This morning, however, we DID receive our lease renewal option paperwork. And they're raising the rent by more than $250, and requesting additional security. Which is HYSTERICAL.

So, to them, I say peace out and I hope you will enjoy my scathing review of your management company and your building when I move out and post it on

Monday, March 1, 2010

pregnancy non-scare

At some point in the last six years, my life went in an unexpected direction. No, it wasn't when I decided I wanted to date women. It wasn't even when I fell in love with Rachel. Although these things were pretty unexpected. The defining moment of my adulthood, to date, has been the moment I decided I wanted to be a mom. Intensely wanted. Wanted soon. And then, wanted immediately.

Less than an hour ago I found out via Facebook (and, honestly, how do I find out anything any other way? I don't because I am dreadful at keeping in touch with people) that one of my best friends from high school is pregnant with a little girl. I was immediately ecstatic for her and her husband. I'm sure she's more than a little scared, but I know she will be a phenomenal mother. And then, as has been the case so many times before, I look at myself and wonder why it couldn't be me, too. Another one of my close friends from high school recently gave birth to her second child. She has a beautiful family. If I could I would send her baby gifts every week.

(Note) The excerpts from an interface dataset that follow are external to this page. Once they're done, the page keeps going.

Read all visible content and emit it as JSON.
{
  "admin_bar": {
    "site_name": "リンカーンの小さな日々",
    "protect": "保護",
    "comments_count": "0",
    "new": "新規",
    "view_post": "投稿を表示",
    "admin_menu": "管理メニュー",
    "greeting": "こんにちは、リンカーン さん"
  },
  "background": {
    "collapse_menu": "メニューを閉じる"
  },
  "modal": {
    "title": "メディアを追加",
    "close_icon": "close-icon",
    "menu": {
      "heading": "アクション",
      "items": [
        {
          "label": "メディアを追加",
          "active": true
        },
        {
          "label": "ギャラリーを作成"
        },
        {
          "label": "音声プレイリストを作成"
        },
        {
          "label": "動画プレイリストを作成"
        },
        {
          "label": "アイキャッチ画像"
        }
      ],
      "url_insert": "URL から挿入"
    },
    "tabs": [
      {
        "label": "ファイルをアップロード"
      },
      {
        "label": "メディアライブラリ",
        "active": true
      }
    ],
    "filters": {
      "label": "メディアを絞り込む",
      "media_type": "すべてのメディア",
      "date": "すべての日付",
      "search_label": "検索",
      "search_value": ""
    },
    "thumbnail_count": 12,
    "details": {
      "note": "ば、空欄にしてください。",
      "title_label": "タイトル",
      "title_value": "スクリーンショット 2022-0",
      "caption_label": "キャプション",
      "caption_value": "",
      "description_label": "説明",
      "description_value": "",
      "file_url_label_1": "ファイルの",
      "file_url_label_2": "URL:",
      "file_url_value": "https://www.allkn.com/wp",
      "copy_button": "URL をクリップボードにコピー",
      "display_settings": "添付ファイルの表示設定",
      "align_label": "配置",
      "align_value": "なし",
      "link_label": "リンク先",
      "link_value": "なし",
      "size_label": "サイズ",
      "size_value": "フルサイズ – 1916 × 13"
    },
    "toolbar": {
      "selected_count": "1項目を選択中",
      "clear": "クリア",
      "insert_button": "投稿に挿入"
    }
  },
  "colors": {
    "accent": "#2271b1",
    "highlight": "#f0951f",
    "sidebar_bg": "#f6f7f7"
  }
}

When I was in high school, I know that I thought I would be one of the first to be married, to have a child. At that time, 25 seemed elderly and my back would be creaking just chasing the little ones around the backyard.

When I turned 23, I had an irrational fear of becoming pregnant. Every woman on my mother's side of the family had had a child by the age of 23, and I thought I was "doomed" to become a young mother as well. At the time, even though I was in a healthy committed relationship with someone whom I wanted to marry and would have liked to go on and have a child with, a pregnancy felt like it would have been the end of the world. Of my world. I was financially unprepared and emotionally irresponsible. I was 23 for goodness sake. I spent a good deal of 2005 abstaining from sex with my boyfriend (much to his dismay) because I was terrified of becoming pregnant. And I like sex.

Five years later, I'm still financially unprepared and emotionally irresponsible (albeit less so), sometimes all I can think about is wanting a baby. My roommate and I will ogle babies on TV and snuggle up against baby blankets and swoon and discuss names. And then remind ourselves that most of our "good eggs" are probably gone and we could very likely just be ogling other people's babies forever. Because like can sort of suck that way when you're 30 (or rapidly approaching it).

And the thing is that I like my life right now. I don't really want to change it in a way that would be conducive to having a baby right this second. I can't seem to strike a balance with what I like about my life right now and what I think my "goals" are. Suffering through an agonizing labor is a goal, right?